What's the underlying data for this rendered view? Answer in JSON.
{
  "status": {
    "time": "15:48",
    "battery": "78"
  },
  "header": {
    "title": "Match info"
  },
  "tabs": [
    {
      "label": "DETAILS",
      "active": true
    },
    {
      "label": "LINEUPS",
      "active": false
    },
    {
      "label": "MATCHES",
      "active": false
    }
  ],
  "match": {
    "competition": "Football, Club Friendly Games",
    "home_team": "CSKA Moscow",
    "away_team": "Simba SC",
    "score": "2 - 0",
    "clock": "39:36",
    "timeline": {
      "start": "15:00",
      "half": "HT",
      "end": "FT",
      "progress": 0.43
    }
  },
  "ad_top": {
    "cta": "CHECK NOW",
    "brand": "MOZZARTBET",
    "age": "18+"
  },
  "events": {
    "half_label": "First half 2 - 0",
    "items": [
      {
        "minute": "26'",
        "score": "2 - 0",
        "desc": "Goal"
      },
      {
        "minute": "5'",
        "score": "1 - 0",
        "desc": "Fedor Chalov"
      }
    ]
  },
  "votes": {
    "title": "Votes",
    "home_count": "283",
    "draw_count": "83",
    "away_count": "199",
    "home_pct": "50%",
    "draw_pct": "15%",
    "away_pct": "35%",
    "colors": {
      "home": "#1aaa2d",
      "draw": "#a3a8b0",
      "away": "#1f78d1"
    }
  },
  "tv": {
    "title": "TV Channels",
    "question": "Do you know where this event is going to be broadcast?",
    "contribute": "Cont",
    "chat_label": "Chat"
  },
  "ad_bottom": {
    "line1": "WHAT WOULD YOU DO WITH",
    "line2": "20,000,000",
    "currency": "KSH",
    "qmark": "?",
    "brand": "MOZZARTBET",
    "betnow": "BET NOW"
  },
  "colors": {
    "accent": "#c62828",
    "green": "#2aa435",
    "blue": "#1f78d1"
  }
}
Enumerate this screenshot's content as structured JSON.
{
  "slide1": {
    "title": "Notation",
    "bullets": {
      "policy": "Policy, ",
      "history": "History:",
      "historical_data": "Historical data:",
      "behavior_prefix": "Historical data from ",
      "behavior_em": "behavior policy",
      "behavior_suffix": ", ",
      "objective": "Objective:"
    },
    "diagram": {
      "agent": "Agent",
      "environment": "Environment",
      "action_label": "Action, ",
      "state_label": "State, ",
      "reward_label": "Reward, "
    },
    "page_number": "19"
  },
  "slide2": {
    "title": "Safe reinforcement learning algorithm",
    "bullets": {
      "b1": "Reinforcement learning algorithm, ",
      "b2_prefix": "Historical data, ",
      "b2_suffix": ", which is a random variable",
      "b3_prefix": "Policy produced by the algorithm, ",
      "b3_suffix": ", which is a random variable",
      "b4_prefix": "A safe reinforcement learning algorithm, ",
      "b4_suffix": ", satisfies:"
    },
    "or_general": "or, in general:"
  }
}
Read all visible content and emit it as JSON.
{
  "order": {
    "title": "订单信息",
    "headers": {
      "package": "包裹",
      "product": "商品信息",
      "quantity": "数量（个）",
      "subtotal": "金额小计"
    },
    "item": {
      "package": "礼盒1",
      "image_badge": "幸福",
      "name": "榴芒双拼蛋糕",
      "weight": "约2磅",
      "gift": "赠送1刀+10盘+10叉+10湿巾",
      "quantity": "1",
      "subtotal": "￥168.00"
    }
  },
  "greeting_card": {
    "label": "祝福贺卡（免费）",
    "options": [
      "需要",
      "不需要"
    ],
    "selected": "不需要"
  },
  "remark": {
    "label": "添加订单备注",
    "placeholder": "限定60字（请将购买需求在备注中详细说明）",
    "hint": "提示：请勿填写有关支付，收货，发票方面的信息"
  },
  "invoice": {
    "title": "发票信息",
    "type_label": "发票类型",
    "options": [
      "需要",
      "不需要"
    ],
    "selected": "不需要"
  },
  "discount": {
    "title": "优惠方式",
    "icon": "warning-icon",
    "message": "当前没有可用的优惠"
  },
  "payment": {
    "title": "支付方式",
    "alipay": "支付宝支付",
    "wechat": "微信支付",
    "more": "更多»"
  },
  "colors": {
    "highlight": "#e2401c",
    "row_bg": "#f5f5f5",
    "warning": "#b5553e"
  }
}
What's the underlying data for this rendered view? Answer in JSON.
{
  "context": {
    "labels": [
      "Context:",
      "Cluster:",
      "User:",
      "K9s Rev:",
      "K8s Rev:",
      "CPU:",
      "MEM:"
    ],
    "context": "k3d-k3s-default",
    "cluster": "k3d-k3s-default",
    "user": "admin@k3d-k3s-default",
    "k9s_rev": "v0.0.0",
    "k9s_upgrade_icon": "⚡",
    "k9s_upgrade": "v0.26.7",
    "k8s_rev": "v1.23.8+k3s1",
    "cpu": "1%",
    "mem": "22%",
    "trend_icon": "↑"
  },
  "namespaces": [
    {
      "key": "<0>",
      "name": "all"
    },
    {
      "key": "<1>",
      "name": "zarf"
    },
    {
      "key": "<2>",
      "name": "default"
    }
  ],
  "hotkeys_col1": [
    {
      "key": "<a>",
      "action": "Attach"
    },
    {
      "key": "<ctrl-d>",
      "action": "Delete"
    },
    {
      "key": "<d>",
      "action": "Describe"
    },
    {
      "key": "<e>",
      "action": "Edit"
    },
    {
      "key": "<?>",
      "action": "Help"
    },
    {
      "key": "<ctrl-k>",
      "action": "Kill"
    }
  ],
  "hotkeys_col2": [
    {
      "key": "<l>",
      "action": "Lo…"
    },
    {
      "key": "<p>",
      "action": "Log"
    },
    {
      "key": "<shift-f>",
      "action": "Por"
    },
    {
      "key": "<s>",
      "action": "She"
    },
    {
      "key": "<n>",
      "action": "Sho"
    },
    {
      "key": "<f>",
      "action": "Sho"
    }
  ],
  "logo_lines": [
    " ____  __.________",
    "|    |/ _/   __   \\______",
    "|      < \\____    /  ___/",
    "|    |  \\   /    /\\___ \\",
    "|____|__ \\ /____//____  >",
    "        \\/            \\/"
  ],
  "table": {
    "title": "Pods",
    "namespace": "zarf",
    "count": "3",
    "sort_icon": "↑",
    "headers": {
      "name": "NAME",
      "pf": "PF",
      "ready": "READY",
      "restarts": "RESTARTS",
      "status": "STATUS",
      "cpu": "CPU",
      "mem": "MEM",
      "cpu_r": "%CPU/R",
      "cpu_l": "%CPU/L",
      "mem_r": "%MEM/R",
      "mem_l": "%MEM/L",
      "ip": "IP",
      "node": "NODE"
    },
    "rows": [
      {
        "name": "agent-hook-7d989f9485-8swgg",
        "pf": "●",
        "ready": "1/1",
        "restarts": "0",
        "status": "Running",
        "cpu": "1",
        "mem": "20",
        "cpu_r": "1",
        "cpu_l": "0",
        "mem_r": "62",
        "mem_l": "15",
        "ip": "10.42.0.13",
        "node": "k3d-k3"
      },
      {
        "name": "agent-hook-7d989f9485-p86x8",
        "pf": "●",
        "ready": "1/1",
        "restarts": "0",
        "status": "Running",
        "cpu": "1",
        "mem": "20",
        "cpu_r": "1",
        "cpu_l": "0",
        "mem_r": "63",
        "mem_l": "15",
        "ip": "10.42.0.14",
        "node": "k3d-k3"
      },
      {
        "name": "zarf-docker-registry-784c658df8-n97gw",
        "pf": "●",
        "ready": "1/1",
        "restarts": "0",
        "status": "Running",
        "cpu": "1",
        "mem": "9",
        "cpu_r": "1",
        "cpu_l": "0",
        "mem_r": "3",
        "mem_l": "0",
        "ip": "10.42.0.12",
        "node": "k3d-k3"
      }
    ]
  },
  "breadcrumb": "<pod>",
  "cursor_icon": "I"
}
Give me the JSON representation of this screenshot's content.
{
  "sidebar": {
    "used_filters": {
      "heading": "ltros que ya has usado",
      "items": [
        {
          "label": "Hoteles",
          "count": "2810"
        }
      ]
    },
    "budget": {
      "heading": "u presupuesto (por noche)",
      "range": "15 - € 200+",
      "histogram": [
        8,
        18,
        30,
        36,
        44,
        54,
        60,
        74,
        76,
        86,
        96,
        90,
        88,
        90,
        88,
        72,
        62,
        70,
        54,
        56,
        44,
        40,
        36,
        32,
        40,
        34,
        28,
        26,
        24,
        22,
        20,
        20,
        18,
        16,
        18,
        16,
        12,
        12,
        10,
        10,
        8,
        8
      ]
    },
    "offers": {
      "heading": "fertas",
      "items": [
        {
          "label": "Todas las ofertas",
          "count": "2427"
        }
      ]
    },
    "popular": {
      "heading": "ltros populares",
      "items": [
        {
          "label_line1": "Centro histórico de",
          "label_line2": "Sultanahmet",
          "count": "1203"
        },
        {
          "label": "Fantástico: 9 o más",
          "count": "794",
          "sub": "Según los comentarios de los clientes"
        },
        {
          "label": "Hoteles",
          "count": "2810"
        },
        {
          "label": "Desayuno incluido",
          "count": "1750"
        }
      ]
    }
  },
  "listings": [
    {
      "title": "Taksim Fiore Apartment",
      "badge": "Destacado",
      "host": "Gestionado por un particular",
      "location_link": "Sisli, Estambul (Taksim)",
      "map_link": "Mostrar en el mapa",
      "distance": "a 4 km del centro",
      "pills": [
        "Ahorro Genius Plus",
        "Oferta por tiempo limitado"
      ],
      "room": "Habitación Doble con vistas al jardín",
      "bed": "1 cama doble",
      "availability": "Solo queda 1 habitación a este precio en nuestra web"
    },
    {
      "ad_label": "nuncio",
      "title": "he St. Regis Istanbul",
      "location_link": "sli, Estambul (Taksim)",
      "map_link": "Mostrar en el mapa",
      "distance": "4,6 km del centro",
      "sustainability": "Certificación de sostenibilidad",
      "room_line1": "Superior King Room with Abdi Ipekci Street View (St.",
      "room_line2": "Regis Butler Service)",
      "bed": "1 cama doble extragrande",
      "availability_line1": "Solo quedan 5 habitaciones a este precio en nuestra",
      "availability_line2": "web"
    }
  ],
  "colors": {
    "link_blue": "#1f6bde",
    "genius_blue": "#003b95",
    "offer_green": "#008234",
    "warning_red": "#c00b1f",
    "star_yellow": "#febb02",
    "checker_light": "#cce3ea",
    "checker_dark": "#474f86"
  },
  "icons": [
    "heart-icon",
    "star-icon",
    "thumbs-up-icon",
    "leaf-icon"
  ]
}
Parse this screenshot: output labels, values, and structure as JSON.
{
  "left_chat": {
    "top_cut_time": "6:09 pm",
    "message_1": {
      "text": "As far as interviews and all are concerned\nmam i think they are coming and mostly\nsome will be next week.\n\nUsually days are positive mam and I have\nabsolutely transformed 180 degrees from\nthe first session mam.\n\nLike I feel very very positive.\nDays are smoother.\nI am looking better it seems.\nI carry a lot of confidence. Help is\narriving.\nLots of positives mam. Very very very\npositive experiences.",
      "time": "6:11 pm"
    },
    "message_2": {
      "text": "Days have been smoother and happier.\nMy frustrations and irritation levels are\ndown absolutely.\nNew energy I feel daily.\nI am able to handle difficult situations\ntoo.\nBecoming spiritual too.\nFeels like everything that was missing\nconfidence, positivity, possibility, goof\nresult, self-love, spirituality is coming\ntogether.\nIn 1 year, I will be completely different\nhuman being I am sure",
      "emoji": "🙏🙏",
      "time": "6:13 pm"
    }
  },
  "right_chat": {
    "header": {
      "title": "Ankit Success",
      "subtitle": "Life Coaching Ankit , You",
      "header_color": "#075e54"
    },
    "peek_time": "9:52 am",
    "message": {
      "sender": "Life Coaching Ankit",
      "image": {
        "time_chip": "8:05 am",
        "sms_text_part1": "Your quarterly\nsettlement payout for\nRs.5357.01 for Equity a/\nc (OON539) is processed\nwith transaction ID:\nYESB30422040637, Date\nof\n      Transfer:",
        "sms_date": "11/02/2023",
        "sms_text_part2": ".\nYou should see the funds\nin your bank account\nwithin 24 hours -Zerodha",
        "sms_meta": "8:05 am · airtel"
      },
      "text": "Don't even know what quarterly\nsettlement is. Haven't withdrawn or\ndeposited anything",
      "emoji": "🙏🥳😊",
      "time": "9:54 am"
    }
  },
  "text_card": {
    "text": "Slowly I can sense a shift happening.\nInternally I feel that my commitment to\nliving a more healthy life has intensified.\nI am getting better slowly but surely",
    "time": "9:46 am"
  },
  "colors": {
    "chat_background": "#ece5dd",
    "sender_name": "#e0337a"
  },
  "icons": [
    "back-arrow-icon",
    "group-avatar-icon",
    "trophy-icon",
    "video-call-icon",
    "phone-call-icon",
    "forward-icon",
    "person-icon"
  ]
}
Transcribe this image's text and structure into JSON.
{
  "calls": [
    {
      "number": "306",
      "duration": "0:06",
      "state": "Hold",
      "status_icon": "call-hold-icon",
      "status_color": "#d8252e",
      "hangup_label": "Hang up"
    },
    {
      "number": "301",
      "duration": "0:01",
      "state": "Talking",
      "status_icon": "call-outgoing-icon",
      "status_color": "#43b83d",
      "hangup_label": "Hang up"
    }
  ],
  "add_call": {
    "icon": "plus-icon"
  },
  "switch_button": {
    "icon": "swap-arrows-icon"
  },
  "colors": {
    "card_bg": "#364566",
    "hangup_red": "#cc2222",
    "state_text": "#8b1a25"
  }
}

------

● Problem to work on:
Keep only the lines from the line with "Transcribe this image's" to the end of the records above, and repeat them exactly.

● Response to this exercise:
Transcribe this image's text and structure into JSON.
{
  "calls": [
    {
      "number": "306",
      "duration": "0:06",
      "state": "Hold",
      "status_icon": "call-hold-icon",
      "status_color": "#d8252e",
      "hangup_label": "Hang up"
    },
    {
      "number": "301",
      "duration": "0:01",
      "state": "Talking",
      "status_icon": "call-outgoing-icon",
      "status_color": "#43b83d",
      "hangup_label": "Hang up"
    }
  ],
  "add_call": {
    "icon": "plus-icon"
  },
  "switch_button": {
    "icon": "swap-arrows-icon"
  },
  "colors": {
    "card_bg": "#364566",
    "hangup_red": "#cc2222",
    "state_text": "#8b1a25"
  }
}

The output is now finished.